Sneak peek at a spectacular piece from the Charles Garrad Collection
From the Charles Garrad collection, which is currently being organized and examined by OAS summer student Katie Anderson. Other pieces from Charles’ collection will soon be up on the OAS website, so stay tuned!
This beautiful example of a human effigy pipe comes from the Connor-Rolling site, a contact era Tionontate (Petun) village from the Collingwood area. These types of pipes are called “pinch-face” pipes, and some scholars believe they represent shamans, or shamanistic power. The pipes are very standardized in their form and were made by Iroquoian speaking peoples across the Great Lakes region in the early 17th century.

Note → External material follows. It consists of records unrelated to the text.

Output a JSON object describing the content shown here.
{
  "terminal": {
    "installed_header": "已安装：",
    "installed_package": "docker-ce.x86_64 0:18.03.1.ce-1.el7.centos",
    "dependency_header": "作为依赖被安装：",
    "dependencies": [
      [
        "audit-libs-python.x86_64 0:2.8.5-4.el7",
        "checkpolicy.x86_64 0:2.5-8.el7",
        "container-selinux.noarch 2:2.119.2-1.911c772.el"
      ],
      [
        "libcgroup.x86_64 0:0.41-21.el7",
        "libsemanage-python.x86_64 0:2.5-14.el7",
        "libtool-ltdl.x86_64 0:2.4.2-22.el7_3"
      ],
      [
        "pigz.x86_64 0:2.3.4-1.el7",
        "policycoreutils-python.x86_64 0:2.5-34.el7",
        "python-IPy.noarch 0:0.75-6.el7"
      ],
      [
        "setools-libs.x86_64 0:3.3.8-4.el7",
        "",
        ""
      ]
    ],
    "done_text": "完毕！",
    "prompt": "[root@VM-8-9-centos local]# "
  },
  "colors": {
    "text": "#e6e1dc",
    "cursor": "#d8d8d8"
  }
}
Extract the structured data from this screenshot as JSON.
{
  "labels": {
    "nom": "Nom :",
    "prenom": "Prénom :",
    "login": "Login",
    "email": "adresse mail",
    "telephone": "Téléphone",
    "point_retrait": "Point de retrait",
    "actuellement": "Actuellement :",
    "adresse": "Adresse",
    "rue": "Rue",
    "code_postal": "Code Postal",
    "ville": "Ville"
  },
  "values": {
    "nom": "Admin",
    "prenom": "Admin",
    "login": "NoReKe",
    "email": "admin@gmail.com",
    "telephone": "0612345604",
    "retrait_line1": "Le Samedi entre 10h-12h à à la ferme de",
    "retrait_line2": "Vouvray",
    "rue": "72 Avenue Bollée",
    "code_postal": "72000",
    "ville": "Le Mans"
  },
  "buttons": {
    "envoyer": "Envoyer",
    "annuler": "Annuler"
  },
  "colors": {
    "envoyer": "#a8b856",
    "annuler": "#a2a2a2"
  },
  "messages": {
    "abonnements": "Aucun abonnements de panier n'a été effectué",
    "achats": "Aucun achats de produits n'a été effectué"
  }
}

The distinctive shape of the mouth has been interpreted by some as representing the practice of sucking or blowing that were a part of healing ceremonies; ceremonial sucking tubes are often found on sites from this era. The increase in shamanic pipes coincides with, and was perhaps caused by, the influx of disease and societal changes brought on by European contact.

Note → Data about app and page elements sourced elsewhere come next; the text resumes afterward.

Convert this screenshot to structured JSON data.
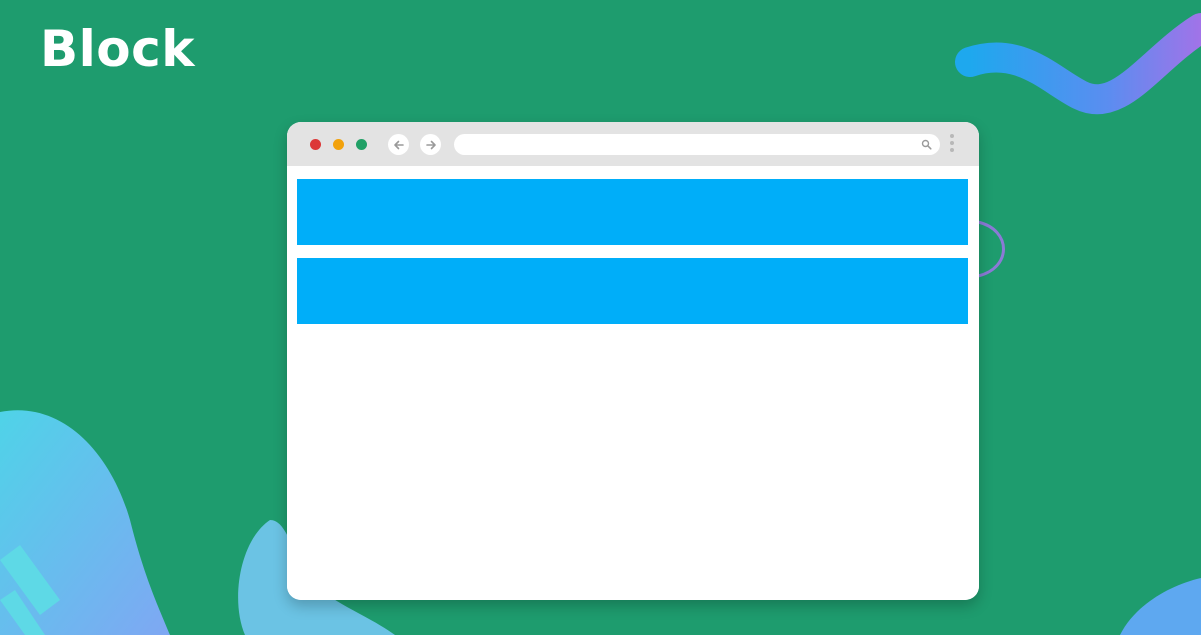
{
  "slide": {
    "title": "Block"
  },
  "colors": {
    "background": "#1e9c6e",
    "block": "#00aef9",
    "window": "#ffffff",
    "titlebar": "#e3e3e3"
  },
  "browser": {
    "traffic_lights": [
      "red",
      "yellow",
      "green"
    ],
    "icons": [
      "back-arrow-icon",
      "forward-arrow-icon",
      "search-icon",
      "more-vertical-icon"
    ],
    "block_count": 2
  }
}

(Thanks to Caitlin for the blurb and Katie for all your hard work this summer!)